Women come in all different shapes and sizes and regardless of their form oral hygiene is vital to the success of the female of the species. Thanks to the XX genetic markers, women have their own unique biological issues, health worries and conditions. This is true for every body part, including all the features that compose their smiles.
Once facial muscles are flexed, a smile is born. While it may simply look like teeth and gums, underneath a grin is an intricate network of tooth enamel, pulp chamber, dentin and many other dental anatomy components. Those parts backed by the gender specific biology puts women at a higher risk for a multitude of dental problems than their XY counterparts.
TMJ Sufferers are 90% Female
Approximately 10 million Americans suffer from Temporomandibular Joint Syndrome, AKA TMJ (National Institutes of Health). Of those suffering with symptoms ranging from headache, facial pain, jaw popping, clicking or locking, unnecessary dental wear and tear, malocclusion and teeth grinding 90 percent of them are women.
While TMJ can be caused by facial trauma or accidents, the condition is most closely linked to women in their childbearing years. TMJ syndrome can cause discomfort in jaw joints, facial muscles, facial nerves and surrounding tissues and there are several reasons why women are more prone to developing the condition. Arthritis, hormone fluctuations, joint structure and a dietary deficiency of magnesium are all conditions more common in women and those factors are believed to negatively influence women TMJ sufferers.
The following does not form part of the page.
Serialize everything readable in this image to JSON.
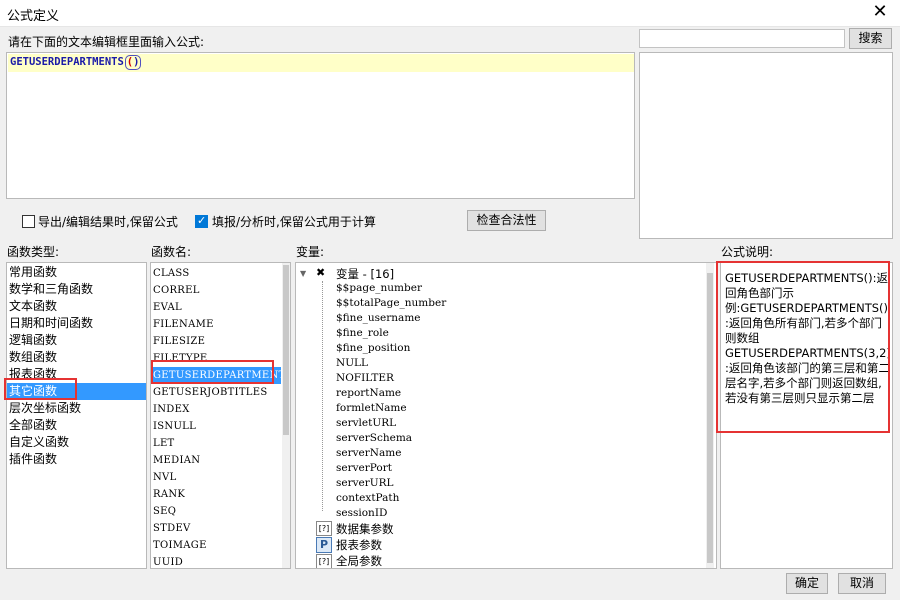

Burning Mouth Syndrome
Both men and women can experience the fiery sensation caused by burning mouth syndrome, however the condition is more common in menopausal women. ‘The change of life’ typically affects women between the ages 40-50 and it marks when the ovaries permanently shut down making conception an impossibility. When the monthly sequence of reproductive hormones comes to an end, women can experience side effects including hot flashes, weight gain, mood fluctuation and burning mouth syndrome.
While a burning sensation may be part of the condition, it is not the only symptom. The feeling may also be coupled with dry mouth, soreness, tingling or a metallic taste. Those conditions can trigger off other problems such as sleep difficulties and depression. In menopausal women the hormonal changes are thought to reduce the flow of otherwise healthy saliva production and dry mouth is thought to be the trigger for burning mouth syndrome.
Courtesy of dental neglect, both men and women can develop gingivitis regardless of their stage of life. However, statistics have indicated that approximately 50 percent of all pregnant women develop pregnancy gingivitis. The condition is marked by inflamed gums, potentially coupled with tenderness and bleeding. If left untreated by a professional dentist, the condition could develop into full-blown a periodontal disease infection. If the impurity from the infection manages to enter the bloodstream, the body will automatically produce antibodies and chemicals to fight of the condition. While the battle may help a smile, it can also cause premature labor, low birth rate and even miscarriages.
Girls, sisters, mothers and friends should all be warned about the specific risks associated with being a woman and become properly educated on how good oral hygiene can combat the problems. Practicing a good oral hygiene regime of brushing twice a day, daily flossing and regular dental exams and cleanings twice a year can help minimize the danger.